After a minimum of two years Captain Bill will come out to harvest the clams with clam rakes. Simple, right? Okay, cue the ducks. One problem with steamer clams is that they are a soft shell clam, and ducks can eat a steamer clam whole—shell and all—and go through a bed of clams like the research department at High Times at an all-youcan-eat pasta bar. They can cause massive destruction, flying in numbers that would make Alfred Hitchcock shudder. To make matters worse, when ducks pile up to the buffet, seagulls take notice and crash the party. It’s a nightmare and can cost a clam farmer a lot of money. (Curiously, ducks will only descend on a bed in a few inches of water. No more. No less. Once you scare them, ducks know their opportunity is over and won’t return. That is, until the next tide.) “And the moon snails!” Bill bellowed, “They’re a pain too! Moon snails will eat a clam by drilling right through the shell, which drills a bigger hole in my wallet!”
If a bed is ignored just a day too long, the sand can get up over the net and the net gets buried. If the net gets buried, clams will die. It all happens in the blink of an eye. In one tide a net gets buried, in another a bed gets wiped out from animals. Getting fresh nets down is time consuming—digging, plowing, stretching. But getting old nets up is simply back breaking. There’s no other way to describe it, even when it’s 60 degrees and sunny. Never mind when you are dealing with sub-freezing temperatures, high winds and the risk of actually freezing to death a mile and a half from shore because your motor wouldn’t start, or you lost track of the tide, or your anchor gave way. It happens.

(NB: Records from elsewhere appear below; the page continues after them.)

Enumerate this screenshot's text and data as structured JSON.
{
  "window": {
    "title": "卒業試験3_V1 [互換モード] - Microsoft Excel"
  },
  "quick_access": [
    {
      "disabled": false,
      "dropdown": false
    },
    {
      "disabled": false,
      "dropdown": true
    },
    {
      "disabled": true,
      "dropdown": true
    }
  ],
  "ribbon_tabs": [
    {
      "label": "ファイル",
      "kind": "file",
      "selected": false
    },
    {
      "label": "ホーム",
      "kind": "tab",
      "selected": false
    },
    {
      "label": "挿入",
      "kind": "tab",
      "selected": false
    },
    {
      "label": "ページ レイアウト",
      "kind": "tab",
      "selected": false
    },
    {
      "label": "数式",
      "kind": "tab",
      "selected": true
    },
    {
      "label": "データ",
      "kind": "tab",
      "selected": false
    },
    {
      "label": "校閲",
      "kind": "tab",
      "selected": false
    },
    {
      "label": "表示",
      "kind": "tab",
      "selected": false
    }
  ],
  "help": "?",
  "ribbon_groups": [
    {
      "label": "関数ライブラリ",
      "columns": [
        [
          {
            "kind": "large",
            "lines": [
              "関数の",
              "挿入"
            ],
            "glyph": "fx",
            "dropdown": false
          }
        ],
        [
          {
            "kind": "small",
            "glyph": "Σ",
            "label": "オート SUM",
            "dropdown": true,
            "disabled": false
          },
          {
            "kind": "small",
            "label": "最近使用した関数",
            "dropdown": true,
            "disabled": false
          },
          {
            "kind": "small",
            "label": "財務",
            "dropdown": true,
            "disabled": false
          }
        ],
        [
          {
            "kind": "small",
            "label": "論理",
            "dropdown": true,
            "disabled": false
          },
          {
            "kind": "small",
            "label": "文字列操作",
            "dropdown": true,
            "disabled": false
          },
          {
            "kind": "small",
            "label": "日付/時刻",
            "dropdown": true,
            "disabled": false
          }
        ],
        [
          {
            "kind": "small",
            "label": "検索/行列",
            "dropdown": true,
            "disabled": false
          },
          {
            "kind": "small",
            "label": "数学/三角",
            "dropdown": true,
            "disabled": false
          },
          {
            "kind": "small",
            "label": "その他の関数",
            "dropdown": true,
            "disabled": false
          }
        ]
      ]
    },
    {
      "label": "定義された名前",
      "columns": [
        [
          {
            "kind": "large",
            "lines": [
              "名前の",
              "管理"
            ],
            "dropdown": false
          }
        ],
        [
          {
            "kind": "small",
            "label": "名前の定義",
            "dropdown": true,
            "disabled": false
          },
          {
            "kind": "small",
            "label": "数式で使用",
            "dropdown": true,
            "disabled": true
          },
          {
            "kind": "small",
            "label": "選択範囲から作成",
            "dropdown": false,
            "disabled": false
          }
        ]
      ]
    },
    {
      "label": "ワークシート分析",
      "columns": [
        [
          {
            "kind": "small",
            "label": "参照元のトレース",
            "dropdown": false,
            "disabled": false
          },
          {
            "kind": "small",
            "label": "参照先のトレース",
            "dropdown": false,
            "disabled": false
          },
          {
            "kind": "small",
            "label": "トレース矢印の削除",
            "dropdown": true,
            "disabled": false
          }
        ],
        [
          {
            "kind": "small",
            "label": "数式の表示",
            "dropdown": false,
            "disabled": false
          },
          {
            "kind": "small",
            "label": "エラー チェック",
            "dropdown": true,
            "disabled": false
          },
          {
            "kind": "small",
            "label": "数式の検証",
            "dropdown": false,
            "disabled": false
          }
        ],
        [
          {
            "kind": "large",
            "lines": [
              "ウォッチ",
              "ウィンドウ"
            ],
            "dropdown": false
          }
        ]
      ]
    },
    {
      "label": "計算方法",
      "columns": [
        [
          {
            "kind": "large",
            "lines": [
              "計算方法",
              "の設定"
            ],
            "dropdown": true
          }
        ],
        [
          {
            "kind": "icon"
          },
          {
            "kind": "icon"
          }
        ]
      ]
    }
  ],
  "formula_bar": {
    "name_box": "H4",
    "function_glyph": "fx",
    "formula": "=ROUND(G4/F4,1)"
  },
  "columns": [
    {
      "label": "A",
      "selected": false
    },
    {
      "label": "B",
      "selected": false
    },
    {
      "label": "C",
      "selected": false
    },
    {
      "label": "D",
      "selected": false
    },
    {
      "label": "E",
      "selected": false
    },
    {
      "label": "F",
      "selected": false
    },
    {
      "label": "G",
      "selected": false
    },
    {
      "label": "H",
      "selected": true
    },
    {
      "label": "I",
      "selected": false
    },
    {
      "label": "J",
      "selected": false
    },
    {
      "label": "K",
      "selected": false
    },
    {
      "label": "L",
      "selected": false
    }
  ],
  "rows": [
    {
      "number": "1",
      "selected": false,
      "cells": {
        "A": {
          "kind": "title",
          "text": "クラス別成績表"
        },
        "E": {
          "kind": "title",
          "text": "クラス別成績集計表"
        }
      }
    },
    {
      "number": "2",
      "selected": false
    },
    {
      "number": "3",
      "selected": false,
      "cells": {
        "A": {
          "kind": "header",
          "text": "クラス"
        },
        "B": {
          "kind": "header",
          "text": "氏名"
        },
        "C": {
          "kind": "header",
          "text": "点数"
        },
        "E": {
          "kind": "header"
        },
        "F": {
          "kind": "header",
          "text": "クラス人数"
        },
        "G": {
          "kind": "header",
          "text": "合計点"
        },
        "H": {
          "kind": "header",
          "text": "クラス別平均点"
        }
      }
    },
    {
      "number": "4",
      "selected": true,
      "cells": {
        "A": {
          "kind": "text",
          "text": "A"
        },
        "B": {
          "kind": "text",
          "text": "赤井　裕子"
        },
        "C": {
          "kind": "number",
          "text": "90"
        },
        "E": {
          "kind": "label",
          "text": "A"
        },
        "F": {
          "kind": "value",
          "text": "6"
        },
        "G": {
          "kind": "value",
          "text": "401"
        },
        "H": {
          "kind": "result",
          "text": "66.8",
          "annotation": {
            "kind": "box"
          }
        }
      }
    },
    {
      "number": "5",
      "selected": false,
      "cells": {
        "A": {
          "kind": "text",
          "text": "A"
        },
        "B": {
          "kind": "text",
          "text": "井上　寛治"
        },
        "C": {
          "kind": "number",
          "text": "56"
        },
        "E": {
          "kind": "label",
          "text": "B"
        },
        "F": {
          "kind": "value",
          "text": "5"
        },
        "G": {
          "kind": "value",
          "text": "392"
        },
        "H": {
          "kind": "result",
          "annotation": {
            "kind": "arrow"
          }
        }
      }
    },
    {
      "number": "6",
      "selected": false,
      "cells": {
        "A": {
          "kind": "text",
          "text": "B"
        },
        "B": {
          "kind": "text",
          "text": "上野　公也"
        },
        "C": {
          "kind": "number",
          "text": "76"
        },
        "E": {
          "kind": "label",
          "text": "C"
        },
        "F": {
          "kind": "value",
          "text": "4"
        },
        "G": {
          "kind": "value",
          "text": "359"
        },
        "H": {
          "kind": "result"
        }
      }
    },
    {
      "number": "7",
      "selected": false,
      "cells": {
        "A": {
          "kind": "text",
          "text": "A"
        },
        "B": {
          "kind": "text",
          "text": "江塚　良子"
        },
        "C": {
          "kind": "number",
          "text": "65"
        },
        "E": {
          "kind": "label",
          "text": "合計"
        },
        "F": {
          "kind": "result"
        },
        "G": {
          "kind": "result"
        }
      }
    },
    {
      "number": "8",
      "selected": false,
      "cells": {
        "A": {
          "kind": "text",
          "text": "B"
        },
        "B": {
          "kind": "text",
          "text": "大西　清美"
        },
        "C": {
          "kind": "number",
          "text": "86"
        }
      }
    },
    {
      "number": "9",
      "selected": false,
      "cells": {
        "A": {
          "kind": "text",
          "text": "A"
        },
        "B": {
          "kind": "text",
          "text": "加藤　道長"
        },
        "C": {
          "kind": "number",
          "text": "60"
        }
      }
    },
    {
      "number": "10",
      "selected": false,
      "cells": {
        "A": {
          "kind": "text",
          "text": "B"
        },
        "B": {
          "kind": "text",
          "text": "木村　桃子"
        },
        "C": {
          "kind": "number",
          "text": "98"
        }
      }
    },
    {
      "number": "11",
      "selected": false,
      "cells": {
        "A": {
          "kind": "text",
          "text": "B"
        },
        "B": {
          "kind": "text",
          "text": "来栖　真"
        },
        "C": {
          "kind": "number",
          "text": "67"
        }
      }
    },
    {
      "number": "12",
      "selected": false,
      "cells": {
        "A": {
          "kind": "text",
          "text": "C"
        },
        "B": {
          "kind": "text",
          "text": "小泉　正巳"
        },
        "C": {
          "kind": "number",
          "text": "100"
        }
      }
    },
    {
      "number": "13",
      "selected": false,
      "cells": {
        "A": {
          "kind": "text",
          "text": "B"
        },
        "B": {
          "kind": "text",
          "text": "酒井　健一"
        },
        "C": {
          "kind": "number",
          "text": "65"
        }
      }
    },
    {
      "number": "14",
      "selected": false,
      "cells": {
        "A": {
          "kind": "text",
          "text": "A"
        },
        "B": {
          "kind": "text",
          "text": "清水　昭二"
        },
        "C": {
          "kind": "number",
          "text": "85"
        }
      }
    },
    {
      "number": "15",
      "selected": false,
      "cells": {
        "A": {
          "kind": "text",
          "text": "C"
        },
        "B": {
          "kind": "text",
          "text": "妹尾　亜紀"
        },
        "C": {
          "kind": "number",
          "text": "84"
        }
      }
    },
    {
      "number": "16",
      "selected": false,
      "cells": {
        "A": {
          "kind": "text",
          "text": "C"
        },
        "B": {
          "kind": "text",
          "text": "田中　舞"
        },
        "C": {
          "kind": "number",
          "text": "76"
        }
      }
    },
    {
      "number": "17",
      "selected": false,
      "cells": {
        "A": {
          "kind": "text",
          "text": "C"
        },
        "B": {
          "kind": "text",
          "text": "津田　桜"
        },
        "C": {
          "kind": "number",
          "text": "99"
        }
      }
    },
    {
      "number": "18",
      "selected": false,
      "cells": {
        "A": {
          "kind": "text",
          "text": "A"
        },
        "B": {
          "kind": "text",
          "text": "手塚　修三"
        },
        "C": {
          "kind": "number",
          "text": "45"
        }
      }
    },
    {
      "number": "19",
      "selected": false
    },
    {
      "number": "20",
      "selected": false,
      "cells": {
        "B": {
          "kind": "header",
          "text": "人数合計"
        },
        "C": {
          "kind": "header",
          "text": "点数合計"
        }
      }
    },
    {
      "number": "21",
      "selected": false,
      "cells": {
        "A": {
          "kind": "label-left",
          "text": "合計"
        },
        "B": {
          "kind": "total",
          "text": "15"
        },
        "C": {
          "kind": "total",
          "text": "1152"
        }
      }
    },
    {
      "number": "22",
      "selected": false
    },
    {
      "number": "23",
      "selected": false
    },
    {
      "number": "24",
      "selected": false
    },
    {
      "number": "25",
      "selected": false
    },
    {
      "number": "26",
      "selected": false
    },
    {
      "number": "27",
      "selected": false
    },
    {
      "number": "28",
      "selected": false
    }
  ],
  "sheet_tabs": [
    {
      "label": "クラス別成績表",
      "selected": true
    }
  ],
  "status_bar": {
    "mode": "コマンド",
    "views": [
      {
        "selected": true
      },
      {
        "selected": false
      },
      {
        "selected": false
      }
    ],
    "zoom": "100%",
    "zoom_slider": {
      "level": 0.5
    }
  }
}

On our way back to the boat, Bill pointed out some of his farm’s history. He showed me where he tried his hand at oystering, and also pointed out one of his few remaining quahog beds. “Ten years ago I lost close to seven million quahogs in one freeze,” he told me. Now knowing what the work entails, that news is positively heartbreaking. “After that I just stuck to what I do best— steamer clams.” We dragged everything back into the boat and headed back though the now-altered maze of sand bars. My time with the High-Tide Lawyer was over, and I could almost feel his sigh of relief. Bill quietly stared out to the horizon as we sped back to the harbor. Breaking the silence for the last time, I asked him about the best part of it all. “The sunrises,” he told me. “I’ve loved every one of them.” I thought about the brutal winters, the ducks, the digging, the plowing, the crazy hours. I asked about the worst part of it all. With a smile his squinting eyes looked straight into mine and he responded, “There isn’t one. I love it all.” And I knew he was telling the truth.